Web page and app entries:
------------
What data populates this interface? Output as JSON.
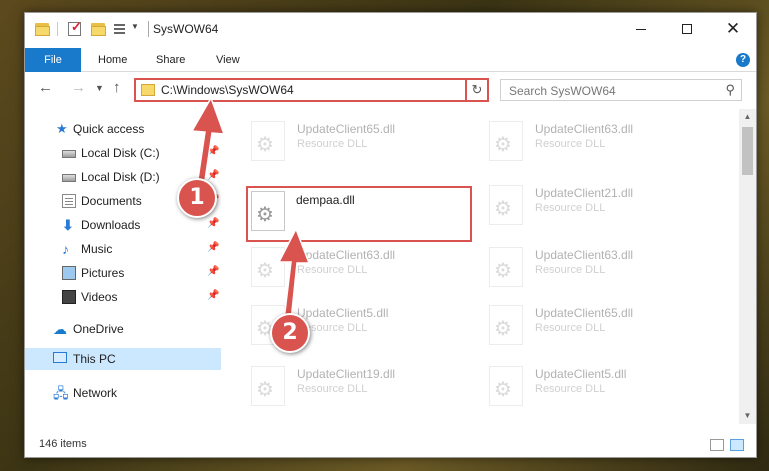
{
  "window": {
    "title": "SysWOW64"
  },
  "ribbon": {
    "tabs": [
      {
        "label": "File"
      },
      {
        "label": "Home"
      },
      {
        "label": "Share"
      },
      {
        "label": "View"
      }
    ],
    "help": "?"
  },
  "address_bar": {
    "path": "C:\\Windows\\SysWOW64"
  },
  "search": {
    "placeholder": "Search SysWOW64"
  },
  "sidebar": {
    "items": [
      {
        "label": "Quick access",
        "icon": "star-icon"
      },
      {
        "label": "Local Disk (C:)",
        "icon": "disk-icon",
        "pinned": true
      },
      {
        "label": "Local Disk (D:)",
        "icon": "disk-icon",
        "pinned": true
      },
      {
        "label": "Documents",
        "icon": "documents-icon",
        "pinned": true
      },
      {
        "label": "Downloads",
        "icon": "download-icon",
        "pinned": true
      },
      {
        "label": "Music",
        "icon": "music-icon",
        "pinned": true
      },
      {
        "label": "Pictures",
        "icon": "pictures-icon",
        "pinned": true
      },
      {
        "label": "Videos",
        "icon": "videos-icon",
        "pinned": true
      },
      {
        "label": "OneDrive",
        "icon": "onedrive-icon"
      },
      {
        "label": "This PC",
        "icon": "this-pc-icon",
        "selected": true
      },
      {
        "label": "Network",
        "icon": "network-icon"
      }
    ]
  },
  "files": [
    {
      "name": "UpdateClient65.dll",
      "type": "Resource DLL"
    },
    {
      "name": "UpdateClient63.dll",
      "type": "Resource DLL"
    },
    {
      "name": "dempaa.dll",
      "type": ""
    },
    {
      "name": "UpdateClient21.dll",
      "type": "Resource DLL"
    },
    {
      "name": "UpdateClient63.dll",
      "type": "Resource DLL"
    },
    {
      "name": "UpdateClient63.dll",
      "type": "Resource DLL"
    },
    {
      "name": "UpdateClient5.dll",
      "type": "Resource DLL"
    },
    {
      "name": "UpdateClient65.dll",
      "type": "Resource DLL"
    },
    {
      "name": "UpdateClient19.dll",
      "type": "Resource DLL"
    },
    {
      "name": "UpdateClient5.dll",
      "type": "Resource DLL"
    }
  ],
  "status": {
    "item_count": "146 items"
  },
  "annotations": {
    "step1": "1",
    "step2": "2",
    "highlight_color": "#d9534f"
  }
}
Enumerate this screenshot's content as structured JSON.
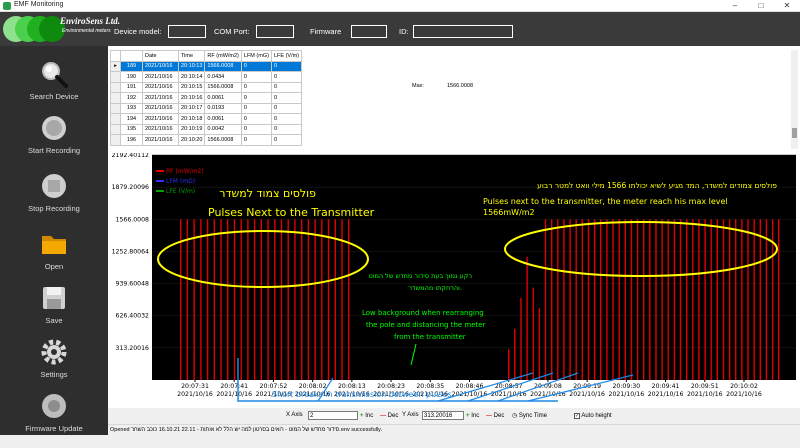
{
  "window": {
    "title": "EMF Monitoring"
  },
  "logo": {
    "name": "EnviroSens Ltd.",
    "tagline": "Environmental meters"
  },
  "header": {
    "device_model_label": "Device model:",
    "com_port_label": "COM Port:",
    "firmware_label": "Firmware",
    "id_label": "ID:",
    "device_model_value": "",
    "com_port_value": "",
    "firmware_value": "",
    "id_value": ""
  },
  "sidebar": {
    "items": [
      {
        "label": "Search Device",
        "icon": "magnifier-icon"
      },
      {
        "label": "Start Recording",
        "icon": "record-icon"
      },
      {
        "label": "Stop Recording",
        "icon": "stop-icon"
      },
      {
        "label": "Open",
        "icon": "folder-icon"
      },
      {
        "label": "Save",
        "icon": "floppy-icon"
      },
      {
        "label": "Settings",
        "icon": "gear-icon"
      },
      {
        "label": "Firmware Update",
        "icon": "firmware-icon"
      }
    ]
  },
  "grid": {
    "columns": [
      "Date",
      "Time",
      "RF (mW/m2)",
      "LFM (mG)",
      "LFE (V/m)"
    ],
    "rows": [
      {
        "idx": "189",
        "date": "2021/10/16",
        "time": "20:10:13",
        "rf": "1566.0008",
        "lfm": "0",
        "lfe": "0",
        "selected": true
      },
      {
        "idx": "190",
        "date": "2021/10/16",
        "time": "20:10:14",
        "rf": "0.0434",
        "lfm": "0",
        "lfe": "0"
      },
      {
        "idx": "191",
        "date": "2021/10/16",
        "time": "20:10:15",
        "rf": "1566.0008",
        "lfm": "0",
        "lfe": "0"
      },
      {
        "idx": "192",
        "date": "2021/10/16",
        "time": "20:10:16",
        "rf": "0.0061",
        "lfm": "0",
        "lfe": "0"
      },
      {
        "idx": "193",
        "date": "2021/10/16",
        "time": "20:10:17",
        "rf": "0.0193",
        "lfm": "0",
        "lfe": "0"
      },
      {
        "idx": "194",
        "date": "2021/10/16",
        "time": "20:10:18",
        "rf": "0.0061",
        "lfm": "0",
        "lfe": "0"
      },
      {
        "idx": "195",
        "date": "2021/10/16",
        "time": "20:10:19",
        "rf": "0.0042",
        "lfm": "0",
        "lfe": "0"
      },
      {
        "idx": "196",
        "date": "2021/10/16",
        "time": "20:10:20",
        "rf": "1566.0008",
        "lfm": "0",
        "lfe": "0"
      }
    ]
  },
  "max": {
    "label": "Max:",
    "value": "1566.0008"
  },
  "chart_data": {
    "type": "bar",
    "legend": [
      "RF (mW/m2)",
      "LFM (mG)",
      "LFE (V/m)"
    ],
    "legend_colors": [
      "#e00000",
      "#3030ff",
      "#00a000"
    ],
    "y_ticks": [
      "2192.40112",
      "1879.20096",
      "1566.0008",
      "1252.80064",
      "939.60048",
      "626.40032",
      "313.20016"
    ],
    "ylim": [
      0,
      2192.40112
    ],
    "x_ticks": [
      {
        "time": "20:07:31",
        "date": "2021/10/16"
      },
      {
        "time": "20:07:41",
        "date": "2021/10/16"
      },
      {
        "time": "20:07:52",
        "date": "2021/10/16"
      },
      {
        "time": "20:08:02",
        "date": "2021/10/16"
      },
      {
        "time": "20:08:13",
        "date": "2021/10/16"
      },
      {
        "time": "20:08:23",
        "date": "2021/10/16"
      },
      {
        "time": "20:08:35",
        "date": "2021/10/16"
      },
      {
        "time": "20:08:46",
        "date": "2021/10/16"
      },
      {
        "time": "20:08:57",
        "date": "2021/10/16"
      },
      {
        "time": "20:09:08",
        "date": "2021/10/16"
      },
      {
        "time": "20:09:19",
        "date": "2021/10/16"
      },
      {
        "time": "20:09:30",
        "date": "2021/10/16"
      },
      {
        "time": "20:09:41",
        "date": "2021/10/16"
      },
      {
        "time": "20:09:51",
        "date": "2021/10/16"
      },
      {
        "time": "20:10:02",
        "date": "2021/10/16"
      }
    ],
    "series": [
      {
        "name": "RF (mW/m2)",
        "color": "#e00000",
        "values": [
          1566,
          1566,
          1566,
          1566,
          1566,
          1566,
          1566,
          1566,
          1566,
          1566,
          1566,
          1566,
          1566,
          1566,
          1566,
          1566,
          1566,
          1566,
          1566,
          1566,
          1566,
          1566,
          1566,
          1566,
          1566,
          1566,
          300,
          500,
          800,
          1200,
          900,
          700,
          1566,
          1566,
          1566,
          1566,
          1566,
          1566,
          1566,
          1566,
          1566,
          1566,
          1566,
          1566,
          1566,
          1566,
          1566,
          1566,
          1566,
          1566,
          1566,
          1566,
          1566,
          1566,
          1566,
          1566,
          1566,
          1566,
          1566,
          1566,
          1566,
          1566,
          1566,
          1566,
          1566,
          1566,
          1566,
          1566,
          1566,
          1566,
          1566
        ]
      }
    ]
  },
  "annotations": {
    "left_hebrew": "פולסים צמוד למשדר",
    "left_english": "Pulses Next to the Transmitter",
    "right_hebrew": "פולסים צמודים למשדר, המד מגיע לשיא יכולתו 1566 מילי וואט למטר רבוע",
    "right_english_1": "Pulses next to the transmitter, the meter reach his max level",
    "right_english_2": "1566mW/m2",
    "mid_hebrew_1": "רקע נמוך בעת סידור מחדש של המוט",
    "mid_hebrew_2": "והרחקתו מהמשדר.",
    "low_bg_1": "Low background when rearranging",
    "low_bg_2": "the pole and distancing the meter",
    "low_bg_3": "from the transmitter",
    "short_breaks": "Short breaks in transmission between pulses"
  },
  "toolbar": {
    "x_axis_label": "X Axis",
    "x_axis_value": "2",
    "y_axis_label": "Y Axis",
    "y_axis_value": "313.20016",
    "inc_label": "Inc",
    "dec_label": "Dec",
    "sync_time_label": "Sync Time",
    "auto_height_label": "Auto height"
  },
  "status": {
    "text": "Opened סידור מחדש של המוט - רואים בסרטון למה יש הלל לא אותות - 22.11 16.10.21 כוכב השחר.env successfully."
  }
}
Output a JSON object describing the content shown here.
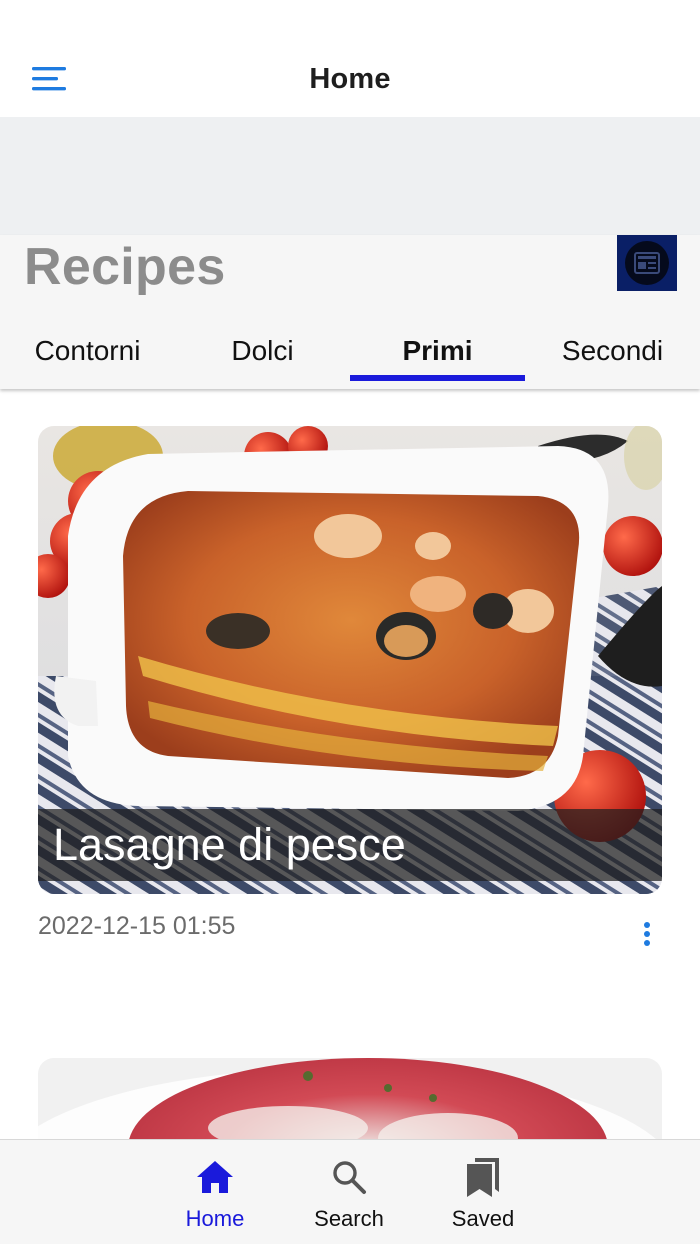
{
  "header": {
    "title": "Home",
    "menu_icon": "menu-icon"
  },
  "section": {
    "title": "Recipes",
    "news_icon": "newspaper-icon"
  },
  "tabs": [
    {
      "label": "Contorni",
      "active": false
    },
    {
      "label": "Dolci",
      "active": false
    },
    {
      "label": "Primi",
      "active": true
    },
    {
      "label": "Secondi",
      "active": false
    }
  ],
  "recipes": [
    {
      "title": "Lasagne di pesce",
      "date": "2022-12-15 01:55",
      "more_icon": "more-vertical-icon"
    }
  ],
  "bottom_nav": [
    {
      "label": "Home",
      "icon": "home-icon",
      "active": true
    },
    {
      "label": "Search",
      "icon": "search-icon",
      "active": false
    },
    {
      "label": "Saved",
      "icon": "bookmark-icon",
      "active": false
    }
  ],
  "colors": {
    "accent": "#1a1adb",
    "menu_blue": "#1e7be0",
    "news_button_bg": "#0a1f66",
    "section_bg": "#f6f6f6",
    "ad_band_bg": "#eef0f2"
  }
}
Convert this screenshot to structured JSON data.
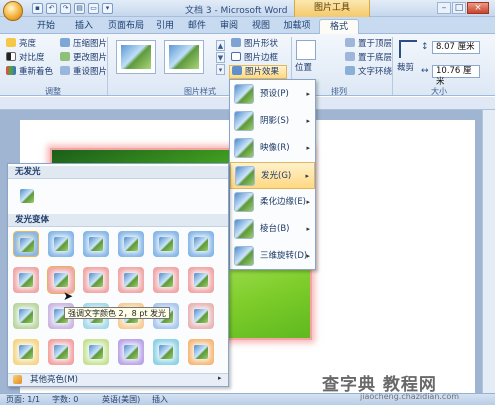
{
  "title_bar": {
    "doc_title": "文档 3 - Microsoft Word",
    "picture_tools": "图片工具",
    "btn_min": "–",
    "btn_max": "□",
    "btn_close": "×"
  },
  "tabs": [
    "开始",
    "插入",
    "页面布局",
    "引用",
    "邮件",
    "审阅",
    "视图",
    "加载项",
    "格式"
  ],
  "ribbon": {
    "adjust": {
      "label": "调整",
      "items": [
        "亮度",
        "对比度",
        "重新着色",
        "压缩图片",
        "更改图片",
        "重设图片"
      ]
    },
    "picture_styles": {
      "label": "图片样式",
      "items": [
        "图片形状",
        "图片边框",
        "图片效果"
      ]
    },
    "arrange": {
      "label": "排列",
      "position": "位置",
      "items": [
        "置于顶层",
        "置于底层",
        "文字环绕"
      ]
    },
    "size": {
      "label": "大小",
      "crop": "裁剪",
      "height": "8.07 厘米",
      "width": "10.76 厘米"
    }
  },
  "effects_menu": {
    "items": [
      {
        "label": "预设(P)"
      },
      {
        "label": "阴影(S)"
      },
      {
        "label": "映像(R)"
      },
      {
        "label": "发光(G)"
      },
      {
        "label": "柔化边缘(E)"
      },
      {
        "label": "棱台(B)"
      },
      {
        "label": "三维旋转(D)"
      }
    ],
    "hovered_index": 3
  },
  "glow_panel": {
    "no_glow_header": "无发光",
    "variations_header": "发光变体",
    "more_colors": "其他亮色(M)",
    "tooltip": "强调文字颜色 2，8 pt 发光",
    "selected": [
      0,
      0
    ],
    "hovered": [
      1,
      1
    ],
    "rows": [
      [
        "#7fb2e5",
        "#7fb2e5",
        "#7fb2e5",
        "#7fb2e5",
        "#7fb2e5",
        "#7fb2e5"
      ],
      [
        "#f0a0a0",
        "#f0a0a0",
        "#f0a0a0",
        "#f0a0a0",
        "#f0a0a0",
        "#f0a0a0"
      ],
      [
        "#b6d39a",
        "#c7b2e0",
        "#9fd6e8",
        "#f6c98e",
        "#a3c4ec",
        "#e8b0b0"
      ],
      [
        "#f6d37b",
        "#f39c9c",
        "#c3e08b",
        "#b59ee6",
        "#86cfe3",
        "#f7b36e"
      ]
    ]
  },
  "status_bar": {
    "page": "页面: 1/1",
    "words": "字数: 0",
    "lang": "英语(美国)",
    "mode": "插入"
  },
  "watermark": {
    "main": "查字典 教程网",
    "sub": "jiaocheng.chazidian.com"
  }
}
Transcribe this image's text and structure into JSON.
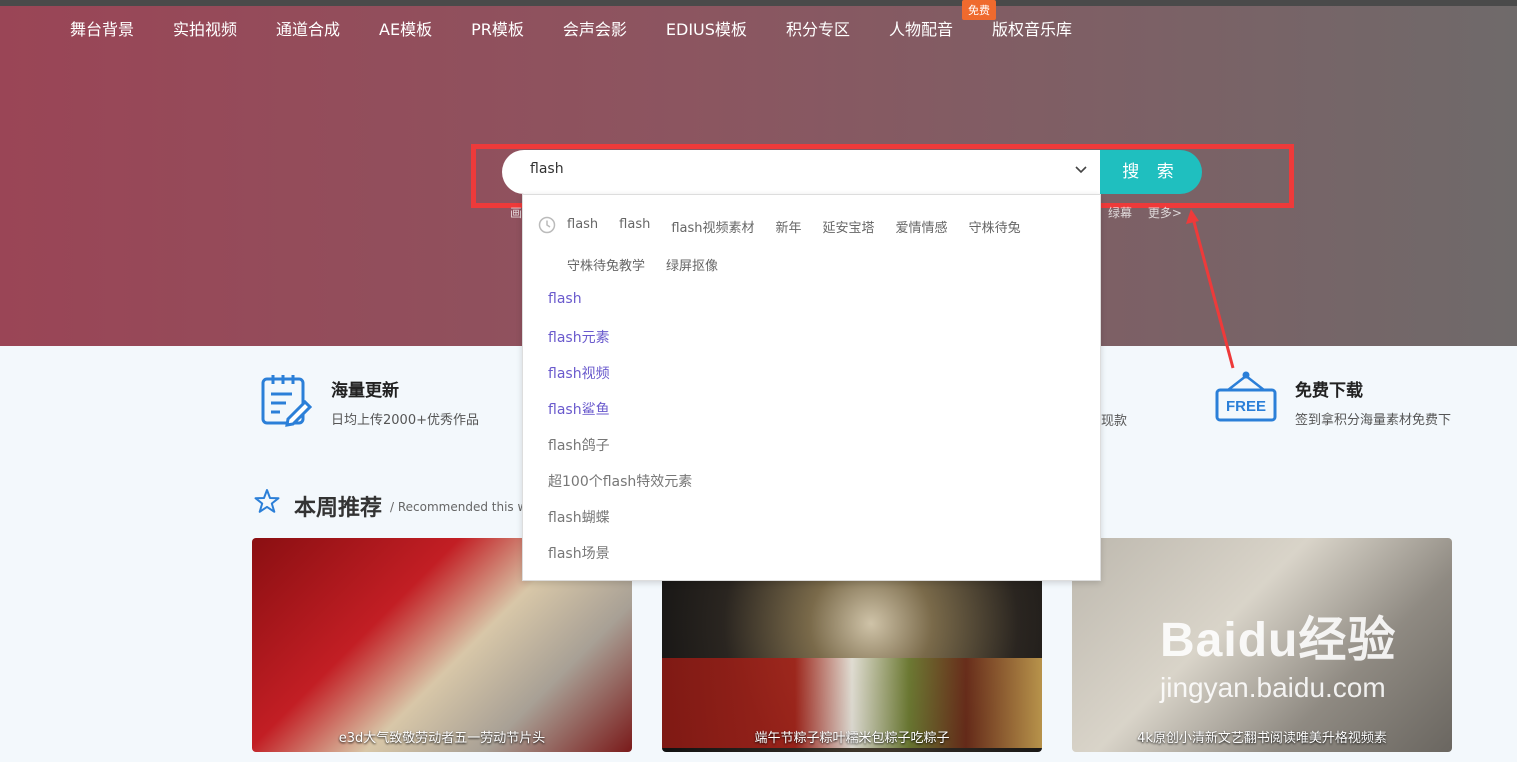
{
  "nav": {
    "items": [
      "舞台背景",
      "实拍视频",
      "通道合成",
      "AE模板",
      "PR模板",
      "会声会影",
      "EDIUS模板",
      "积分专区",
      "人物配音",
      "版权音乐库"
    ],
    "badge": "免费"
  },
  "search": {
    "value": "flash",
    "button_label": "搜 索",
    "hot_left": "画",
    "hot_right": [
      "绿幕",
      "更多>"
    ]
  },
  "dropdown": {
    "history": [
      "flash",
      "flash",
      "flash视频素材",
      "新年",
      "延安宝塔",
      "爱情情感",
      "守株待兔",
      "守株待兔教学",
      "绿屏抠像"
    ],
    "suggestions": [
      "flash",
      "flash元素",
      "flash视频",
      "flash鲨鱼",
      "flash鸽子",
      "超100个flash特效元素",
      "flash蝴蝶",
      "flash场景"
    ]
  },
  "features": [
    {
      "title": "海量更新",
      "desc": "日均上传2000+优秀作品",
      "icon": "clipboard-edit-icon"
    },
    {
      "desc_fragment": "现款"
    },
    {
      "title": "免费下载",
      "desc": "签到拿积分海量素材免费下",
      "icon": "free-sign-icon",
      "icon_label": "FREE"
    }
  ],
  "recommend": {
    "title": "本周推荐",
    "subtitle": "/ Recommended this w"
  },
  "cards": [
    {
      "caption": "e3d大气致敬劳动者五一劳动节片头"
    },
    {
      "caption": "端午节粽子粽叶糯米包粽子吃粽子"
    },
    {
      "caption": "4k原创小清新文艺翻书阅读唯美升格视频素"
    }
  ],
  "watermark": {
    "brand": "Baidu经验",
    "url": "jingyan.baidu.com"
  },
  "colors": {
    "accent": "#1fbfbf",
    "highlight": "#ee3a3a",
    "badge": "#ef6a2e"
  }
}
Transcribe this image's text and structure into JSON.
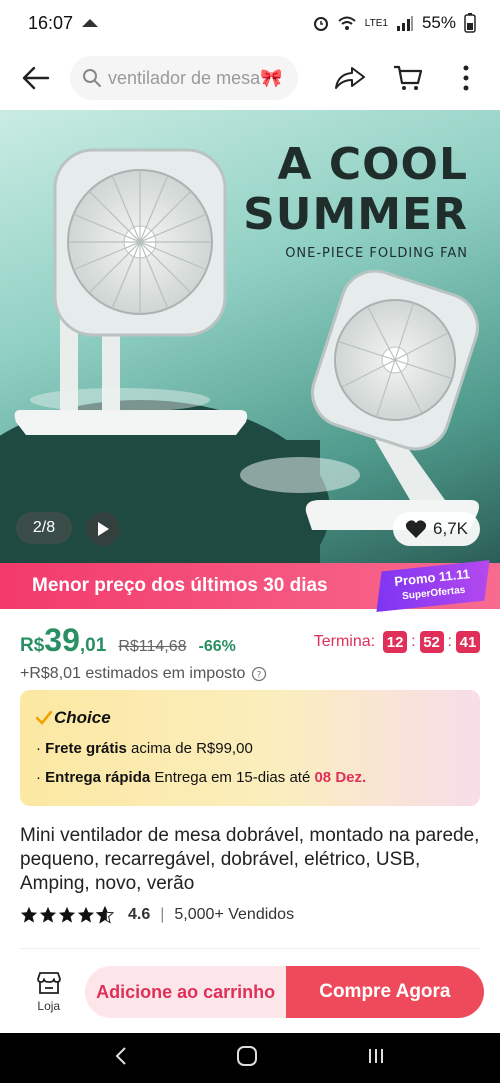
{
  "status": {
    "time": "16:07",
    "battery": "55%",
    "network": "LTE1"
  },
  "search": {
    "placeholder": "ventilador de mesa🎀"
  },
  "hero": {
    "title_line1": "A COOL",
    "title_line2": "SUMMER",
    "title_line3": "ONE-PIECE FOLDING FAN",
    "counter": "2/8",
    "likes": "6,7K"
  },
  "promo": {
    "text": "Menor preço dos últimos 30 dias",
    "badge_title": "Promo 11.11",
    "badge_sub": "SuperOfertas"
  },
  "price": {
    "currency": "R$",
    "integer": "39",
    "decimal": ",01",
    "original": "R$114,68",
    "discount": "-66%",
    "timer_label": "Termina:",
    "timer_h": "12",
    "timer_m": "52",
    "timer_s": "41",
    "tax": "+R$8,01 estimados em imposto"
  },
  "choice": {
    "title": "Choice",
    "free_label": "Frete grátis",
    "free_text": " acima de R$99,00",
    "fast_label": "Entrega rápida",
    "fast_text": " Entrega em 15-dias até ",
    "fast_date": "08 Dez."
  },
  "product": {
    "title": "Mini ventilador de mesa dobrável, montado na parede, pequeno, recarregável, dobrável, elétrico, USB, Amping, novo, verão",
    "rating": "4.6",
    "rating_value": 4.6,
    "sold": "5,000+ Vendidos"
  },
  "bottom": {
    "store_label": "Loja",
    "cart_label": "Adicione ao carrinho",
    "buy_label": "Compre Agora"
  },
  "colors": {
    "accent": "#e0305a",
    "price": "#2a8f63",
    "buy": "#ee4a5c"
  }
}
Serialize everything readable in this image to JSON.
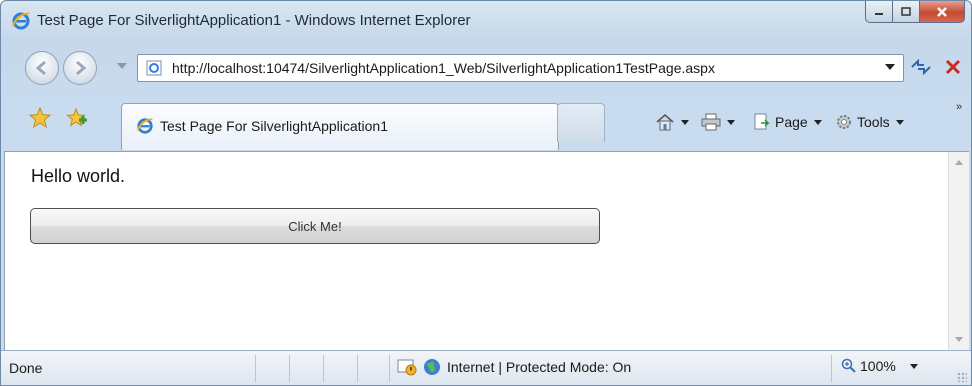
{
  "window": {
    "title": "Test Page For SilverlightApplication1 - Windows Internet Explorer"
  },
  "address_bar": {
    "url": "http://localhost:10474/SilverlightApplication1_Web/SilverlightApplication1TestPage.aspx"
  },
  "tabs": [
    {
      "label": "Test Page For SilverlightApplication1"
    }
  ],
  "command_bar": {
    "page_label": "Page",
    "tools_label": "Tools"
  },
  "content": {
    "heading": "Hello world.",
    "button_label": "Click Me!"
  },
  "status_bar": {
    "status": "Done",
    "zone": "Internet | Protected Mode: On",
    "zoom": "100%"
  }
}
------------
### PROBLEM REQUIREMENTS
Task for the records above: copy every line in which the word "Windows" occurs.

### ANSWER TO THIS EXERCISE
    "path": "C:\\Windows\\SysWOW64"
    "title": "Test Page For SilverlightApplication1 - Windows Internet Explorer"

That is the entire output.